* PROBLEM DESCRIPTION
Search the data below for the string "name" and copy all lines where it shows up.

* RECORD EXTRACTS
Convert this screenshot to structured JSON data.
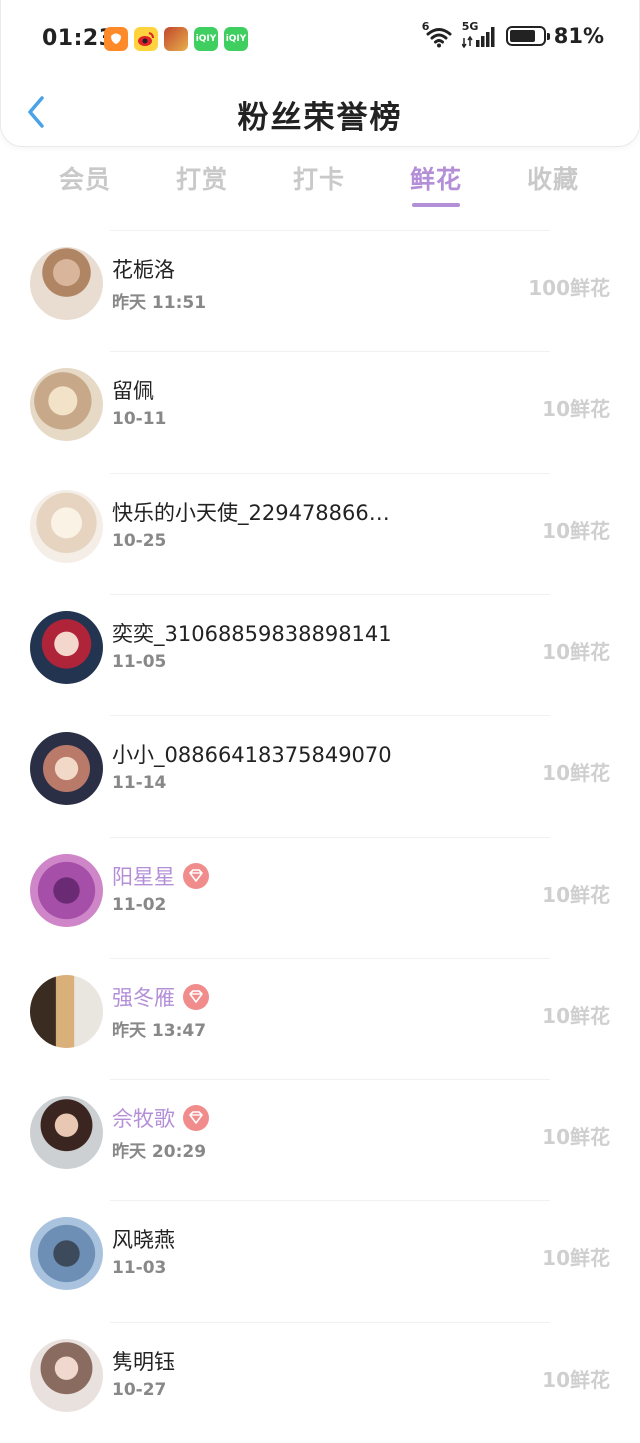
{
  "status_bar": {
    "time": "01:23",
    "app_icons": [
      {
        "icon": "taobao-icon",
        "color": "#ff8a2a"
      },
      {
        "icon": "weibo-icon",
        "color": "#ffd33d"
      },
      {
        "icon": "game-icon",
        "color": "#c1462d"
      },
      {
        "icon": "iqiyi-icon",
        "color": "#3fcf61",
        "label": "iQIY"
      },
      {
        "icon": "iqiyi-icon",
        "color": "#3fcf61",
        "label": "iQIY"
      }
    ],
    "wifi_superscript": "6",
    "network": "5G",
    "battery_level": 0.81,
    "battery_percent": "81%"
  },
  "header": {
    "title": "粉丝荣誉榜"
  },
  "tabs": [
    {
      "label": "会员",
      "active": false
    },
    {
      "label": "打赏",
      "active": false
    },
    {
      "label": "打卡",
      "active": false
    },
    {
      "label": "鲜花",
      "active": true
    },
    {
      "label": "收藏",
      "active": false
    }
  ],
  "accent_color": "#b48fd8",
  "fans": [
    {
      "name": "花栀洛",
      "time": "昨天 11:51",
      "gift": "100鲜花",
      "vip": false
    },
    {
      "name": "留佩",
      "time": "10-11",
      "gift": "10鲜花",
      "vip": false
    },
    {
      "name": "快乐的小天使_229478866…",
      "time": "10-25",
      "gift": "10鲜花",
      "vip": false
    },
    {
      "name": "奕奕_31068859838898141",
      "time": "11-05",
      "gift": "10鲜花",
      "vip": false
    },
    {
      "name": "小小_08866418375849070",
      "time": "11-14",
      "gift": "10鲜花",
      "vip": false
    },
    {
      "name": "阳星星",
      "time": "11-02",
      "gift": "10鲜花",
      "vip": true
    },
    {
      "name": "强冬雁",
      "time": "昨天 13:47",
      "gift": "10鲜花",
      "vip": true
    },
    {
      "name": "佘牧歌",
      "time": "昨天 20:29",
      "gift": "10鲜花",
      "vip": true
    },
    {
      "name": "风晓燕",
      "time": "11-03",
      "gift": "10鲜花",
      "vip": false
    },
    {
      "name": "隽明钰",
      "time": "10-27",
      "gift": "10鲜花",
      "vip": false
    }
  ]
}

* TASK RESPONSE
      "name": "花栀洛",
      "name": "留佩",
      "name": "快乐的小天使_229478866…",
      "name": "奕奕_31068859838898141",
      "name": "小小_08866418375849070",
      "name": "阳星星",
      "name": "强冬雁",
      "name": "佘牧歌",
      "name": "风晓燕",
      "name": "隽明钰",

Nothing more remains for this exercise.